If you’re pregnant, you may be wondering what your rights are in the workplace. Unfortunately, pregnancy standards and laws in the United States can be complex, varying state-by-state and by each individual company. To further complicate, there is also currently no federal law that applies to everyone in the US for maternity leave.
However, there is nationwide protection against pregnancy discrimination, most notably the Pregnancy Discrimination Act and the Family and Medical Leave Act (FMLA).
What is the Pregnancy Discrimination Act?
The Pregnancy Discrimination Act provides pregnant women the same rights as other employees with “medical conditions” by prohibiting job discrimination. The goal of the law is to protect you from being treated differently when expecting. The act applies to companies with more than 15 employees and states:
- You cannot be fired because you are pregnant
- You are legally allowed to work as long as you can perform your job; you may be given modified assignments to accommodate your condition if company policy allows
- You are entitled to the same benefits as any other employee with a “medical condition”
- You will remain eligible for promotions, raises, and benefits while on leave, if leave is permitted
What is the Family and Medical Leave Act (FMLA)?
FMLA is a nationwide standard that requires companies with more than 50 employees in a 75-mile radius to allow for 12 weeks of unpaid leave for employees with a newborn or newly adopted child who have been at their job for at least 12 months and 1,250 hours.
During these 12 weeks of unpaid leave
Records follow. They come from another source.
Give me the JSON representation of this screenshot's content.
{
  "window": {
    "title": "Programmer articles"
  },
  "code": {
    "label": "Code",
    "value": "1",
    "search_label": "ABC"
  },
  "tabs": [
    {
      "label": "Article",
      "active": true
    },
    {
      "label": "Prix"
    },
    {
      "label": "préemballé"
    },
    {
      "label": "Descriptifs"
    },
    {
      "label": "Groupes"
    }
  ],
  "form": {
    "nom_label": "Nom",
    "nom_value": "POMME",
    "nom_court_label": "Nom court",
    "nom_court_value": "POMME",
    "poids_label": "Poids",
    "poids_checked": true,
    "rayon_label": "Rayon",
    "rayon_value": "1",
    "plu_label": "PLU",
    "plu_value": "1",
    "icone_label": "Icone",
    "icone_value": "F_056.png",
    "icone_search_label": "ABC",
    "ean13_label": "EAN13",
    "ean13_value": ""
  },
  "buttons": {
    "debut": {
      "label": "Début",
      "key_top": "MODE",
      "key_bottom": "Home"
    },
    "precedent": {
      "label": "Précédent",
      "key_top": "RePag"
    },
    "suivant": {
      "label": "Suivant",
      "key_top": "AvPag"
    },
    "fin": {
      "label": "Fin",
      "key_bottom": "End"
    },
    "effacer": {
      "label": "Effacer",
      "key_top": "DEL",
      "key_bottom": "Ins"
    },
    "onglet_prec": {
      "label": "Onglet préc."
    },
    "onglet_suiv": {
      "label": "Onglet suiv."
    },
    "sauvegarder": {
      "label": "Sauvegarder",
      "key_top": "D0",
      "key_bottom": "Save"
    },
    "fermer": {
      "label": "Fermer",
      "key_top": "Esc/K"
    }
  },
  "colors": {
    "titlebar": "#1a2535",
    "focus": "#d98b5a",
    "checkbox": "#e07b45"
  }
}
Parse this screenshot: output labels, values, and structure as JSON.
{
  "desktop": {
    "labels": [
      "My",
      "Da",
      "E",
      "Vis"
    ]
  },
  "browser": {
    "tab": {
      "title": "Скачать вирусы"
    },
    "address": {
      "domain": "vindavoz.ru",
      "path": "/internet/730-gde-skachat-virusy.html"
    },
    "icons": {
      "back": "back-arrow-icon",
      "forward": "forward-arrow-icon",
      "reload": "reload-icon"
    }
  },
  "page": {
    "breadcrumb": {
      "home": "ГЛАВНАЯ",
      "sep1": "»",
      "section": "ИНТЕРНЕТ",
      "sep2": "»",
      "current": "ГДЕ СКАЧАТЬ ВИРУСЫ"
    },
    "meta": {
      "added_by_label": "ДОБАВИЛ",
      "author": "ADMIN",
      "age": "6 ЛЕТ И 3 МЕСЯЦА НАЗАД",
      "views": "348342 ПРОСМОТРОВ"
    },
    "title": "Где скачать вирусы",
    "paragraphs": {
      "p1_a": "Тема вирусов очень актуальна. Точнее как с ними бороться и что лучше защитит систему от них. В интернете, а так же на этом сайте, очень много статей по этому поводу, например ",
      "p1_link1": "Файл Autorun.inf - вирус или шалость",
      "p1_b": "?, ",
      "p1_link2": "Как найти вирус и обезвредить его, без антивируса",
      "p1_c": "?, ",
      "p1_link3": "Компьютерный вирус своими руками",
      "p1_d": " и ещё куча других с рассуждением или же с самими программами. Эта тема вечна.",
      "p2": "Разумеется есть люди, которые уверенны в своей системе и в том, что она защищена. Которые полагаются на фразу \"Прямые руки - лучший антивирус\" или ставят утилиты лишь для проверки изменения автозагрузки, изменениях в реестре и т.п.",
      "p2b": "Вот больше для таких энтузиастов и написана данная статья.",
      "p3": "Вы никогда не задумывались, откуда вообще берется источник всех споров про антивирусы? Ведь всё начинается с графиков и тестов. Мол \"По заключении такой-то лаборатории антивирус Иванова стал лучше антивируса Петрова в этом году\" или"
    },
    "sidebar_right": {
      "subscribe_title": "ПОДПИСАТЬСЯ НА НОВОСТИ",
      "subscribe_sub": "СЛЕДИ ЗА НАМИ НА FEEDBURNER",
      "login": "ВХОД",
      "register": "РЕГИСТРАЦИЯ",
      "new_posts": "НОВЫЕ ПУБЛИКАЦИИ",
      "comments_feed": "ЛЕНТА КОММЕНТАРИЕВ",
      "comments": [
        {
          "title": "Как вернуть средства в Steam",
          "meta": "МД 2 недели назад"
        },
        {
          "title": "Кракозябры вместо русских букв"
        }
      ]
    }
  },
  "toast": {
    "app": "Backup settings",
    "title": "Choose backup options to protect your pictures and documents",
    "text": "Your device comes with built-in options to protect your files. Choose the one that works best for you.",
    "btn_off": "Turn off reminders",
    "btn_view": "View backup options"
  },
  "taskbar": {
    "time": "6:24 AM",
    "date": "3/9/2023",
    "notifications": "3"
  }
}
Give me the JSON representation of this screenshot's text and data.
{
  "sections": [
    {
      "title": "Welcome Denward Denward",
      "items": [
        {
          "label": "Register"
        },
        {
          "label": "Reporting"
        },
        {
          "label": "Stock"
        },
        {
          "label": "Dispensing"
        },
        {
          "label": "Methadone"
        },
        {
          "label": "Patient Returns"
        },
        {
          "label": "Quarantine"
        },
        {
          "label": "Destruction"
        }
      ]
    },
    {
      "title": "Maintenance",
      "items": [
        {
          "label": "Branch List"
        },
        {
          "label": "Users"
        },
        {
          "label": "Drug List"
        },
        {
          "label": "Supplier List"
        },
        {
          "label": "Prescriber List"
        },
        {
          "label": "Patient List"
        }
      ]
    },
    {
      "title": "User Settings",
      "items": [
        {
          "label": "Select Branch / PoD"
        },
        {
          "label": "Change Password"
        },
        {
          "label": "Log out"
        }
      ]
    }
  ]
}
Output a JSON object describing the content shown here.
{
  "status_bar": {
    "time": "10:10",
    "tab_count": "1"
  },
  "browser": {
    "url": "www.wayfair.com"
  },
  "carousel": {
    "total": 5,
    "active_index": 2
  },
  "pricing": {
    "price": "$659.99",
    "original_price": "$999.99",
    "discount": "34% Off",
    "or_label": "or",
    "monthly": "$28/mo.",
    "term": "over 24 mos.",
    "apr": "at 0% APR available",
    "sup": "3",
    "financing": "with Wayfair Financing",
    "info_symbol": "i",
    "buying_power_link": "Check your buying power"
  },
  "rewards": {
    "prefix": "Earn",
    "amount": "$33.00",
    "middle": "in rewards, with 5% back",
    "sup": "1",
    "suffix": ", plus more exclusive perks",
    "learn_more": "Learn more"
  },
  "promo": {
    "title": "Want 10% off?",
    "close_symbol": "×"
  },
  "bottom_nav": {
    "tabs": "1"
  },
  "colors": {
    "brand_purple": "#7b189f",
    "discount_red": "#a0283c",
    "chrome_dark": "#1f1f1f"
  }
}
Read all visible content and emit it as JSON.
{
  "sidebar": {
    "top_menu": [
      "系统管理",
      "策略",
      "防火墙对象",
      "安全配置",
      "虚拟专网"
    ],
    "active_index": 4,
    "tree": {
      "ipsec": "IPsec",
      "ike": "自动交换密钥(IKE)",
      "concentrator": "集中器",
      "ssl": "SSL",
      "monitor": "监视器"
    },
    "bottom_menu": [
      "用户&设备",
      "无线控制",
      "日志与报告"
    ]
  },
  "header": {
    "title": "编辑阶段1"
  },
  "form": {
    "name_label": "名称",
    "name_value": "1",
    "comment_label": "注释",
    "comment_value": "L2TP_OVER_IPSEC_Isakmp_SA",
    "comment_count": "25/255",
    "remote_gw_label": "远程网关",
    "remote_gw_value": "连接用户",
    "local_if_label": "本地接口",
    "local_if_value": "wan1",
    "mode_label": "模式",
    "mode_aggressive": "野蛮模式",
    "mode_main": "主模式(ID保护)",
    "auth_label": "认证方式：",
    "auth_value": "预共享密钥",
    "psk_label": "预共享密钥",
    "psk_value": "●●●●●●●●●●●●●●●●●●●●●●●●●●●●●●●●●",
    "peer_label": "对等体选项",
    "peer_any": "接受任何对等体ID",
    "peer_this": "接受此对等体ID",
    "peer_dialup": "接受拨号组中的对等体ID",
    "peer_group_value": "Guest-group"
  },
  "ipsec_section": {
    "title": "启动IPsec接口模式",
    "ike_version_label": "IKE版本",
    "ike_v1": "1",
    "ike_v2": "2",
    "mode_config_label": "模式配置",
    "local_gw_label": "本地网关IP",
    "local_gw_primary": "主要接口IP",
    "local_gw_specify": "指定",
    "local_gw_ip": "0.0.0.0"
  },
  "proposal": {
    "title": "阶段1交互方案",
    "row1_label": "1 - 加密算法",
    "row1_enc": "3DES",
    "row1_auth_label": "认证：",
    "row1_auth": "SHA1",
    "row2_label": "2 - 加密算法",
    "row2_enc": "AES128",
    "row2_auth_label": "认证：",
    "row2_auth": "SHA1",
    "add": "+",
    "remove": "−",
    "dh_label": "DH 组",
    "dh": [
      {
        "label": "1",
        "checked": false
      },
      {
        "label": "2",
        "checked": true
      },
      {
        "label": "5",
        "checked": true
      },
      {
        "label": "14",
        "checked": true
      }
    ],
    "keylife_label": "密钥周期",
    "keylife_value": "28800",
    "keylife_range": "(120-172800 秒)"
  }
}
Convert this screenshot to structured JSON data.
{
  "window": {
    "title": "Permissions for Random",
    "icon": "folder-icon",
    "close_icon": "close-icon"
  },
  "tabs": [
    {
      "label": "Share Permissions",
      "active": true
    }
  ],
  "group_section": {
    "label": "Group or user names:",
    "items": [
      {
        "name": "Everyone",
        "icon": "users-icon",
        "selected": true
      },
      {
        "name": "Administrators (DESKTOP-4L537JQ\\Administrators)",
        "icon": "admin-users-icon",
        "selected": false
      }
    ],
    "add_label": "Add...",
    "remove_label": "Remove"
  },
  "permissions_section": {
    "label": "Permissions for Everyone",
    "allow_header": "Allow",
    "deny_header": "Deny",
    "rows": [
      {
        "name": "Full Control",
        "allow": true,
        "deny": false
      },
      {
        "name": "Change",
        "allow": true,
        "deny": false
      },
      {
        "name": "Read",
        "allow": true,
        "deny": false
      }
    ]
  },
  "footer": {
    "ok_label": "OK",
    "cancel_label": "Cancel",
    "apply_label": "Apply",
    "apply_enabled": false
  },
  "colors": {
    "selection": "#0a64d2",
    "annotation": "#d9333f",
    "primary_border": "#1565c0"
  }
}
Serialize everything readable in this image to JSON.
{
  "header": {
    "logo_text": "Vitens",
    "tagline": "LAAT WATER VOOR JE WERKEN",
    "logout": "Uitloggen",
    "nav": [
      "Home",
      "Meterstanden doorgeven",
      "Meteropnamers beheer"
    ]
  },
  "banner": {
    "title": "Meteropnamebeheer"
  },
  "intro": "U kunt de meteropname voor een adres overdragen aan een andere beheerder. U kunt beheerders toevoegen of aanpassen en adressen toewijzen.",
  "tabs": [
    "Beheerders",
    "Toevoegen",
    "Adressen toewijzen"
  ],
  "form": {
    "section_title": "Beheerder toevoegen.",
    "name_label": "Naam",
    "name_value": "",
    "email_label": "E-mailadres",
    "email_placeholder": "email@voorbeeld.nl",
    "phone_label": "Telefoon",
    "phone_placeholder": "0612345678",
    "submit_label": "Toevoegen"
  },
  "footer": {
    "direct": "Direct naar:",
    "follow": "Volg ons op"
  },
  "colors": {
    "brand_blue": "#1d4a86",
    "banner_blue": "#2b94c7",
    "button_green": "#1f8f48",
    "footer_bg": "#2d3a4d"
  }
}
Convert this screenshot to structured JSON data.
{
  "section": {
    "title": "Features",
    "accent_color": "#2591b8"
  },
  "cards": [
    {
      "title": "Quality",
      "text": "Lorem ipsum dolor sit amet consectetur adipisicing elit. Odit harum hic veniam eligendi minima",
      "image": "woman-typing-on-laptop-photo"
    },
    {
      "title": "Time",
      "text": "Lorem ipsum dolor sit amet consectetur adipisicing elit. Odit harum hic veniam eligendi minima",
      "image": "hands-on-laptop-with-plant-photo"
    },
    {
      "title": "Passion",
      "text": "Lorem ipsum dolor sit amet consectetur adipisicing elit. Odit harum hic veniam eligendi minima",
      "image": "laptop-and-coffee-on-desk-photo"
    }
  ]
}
- You may continue to receive the same health insurance coverage you were entitled to prior to your leave at the same rate you were paying
- You are guaranteed your job or an equivalent job upon return from leave
You may have noticed that neither the Pregnancy Discrimination Act, nor FMLA protect your wages once the baby has arrived or guarantee any sort of paid leave. In order to receive any pay on leave, your company must offer paid leave or alternatively, provide short-term disability insurance.
What maternity benefits am I entitled to if I work for a small company?
Unfortunately, if your company has less than 50 employees within a 75-mile radius, you are not entitled to FMLA. This means that your company self-governs its maternity policy, if there is one. In fact, businesses with less than 15 employees are not even required to adhere to the standards outlined in the Pregnancy Discrimination Act.
With that said, however, it is unlawful for an employer to harass a woman because of pregnancy, childbirth or a related condition.
Also, even though pregnancy is not considered a disability, pregnant workers and postpartum mothers may have impairments related to their pregnancies that qualify as disabilities under the ADA.
You may also need to use any accrued vacation, sick or personal days.
Company-Specific Maternity Policies
The best advice is to pre-plan pregnancy and know your company’s policy so you can plan financially. However, that is not always feasible. If you are pregnant, or plan to become pregnant, is important to remember that you are entitled to fair treatment by your company. If you’re pregnant and unsure of your benefits, review your company’s handbook and consult your human resources team. You can also contact your state labor office.
If you believe you have been treated unfairly, harassed, or wrongly fired due to pregnancy, we are here to help. While we fight for stronger protection for women in the workforce, we know that prejudice still exists and are here to help women get the leave and time they are entitled to for the birth, recovery and bonding time with their newborn or adopted child. Contact us today if you are in need of assistance.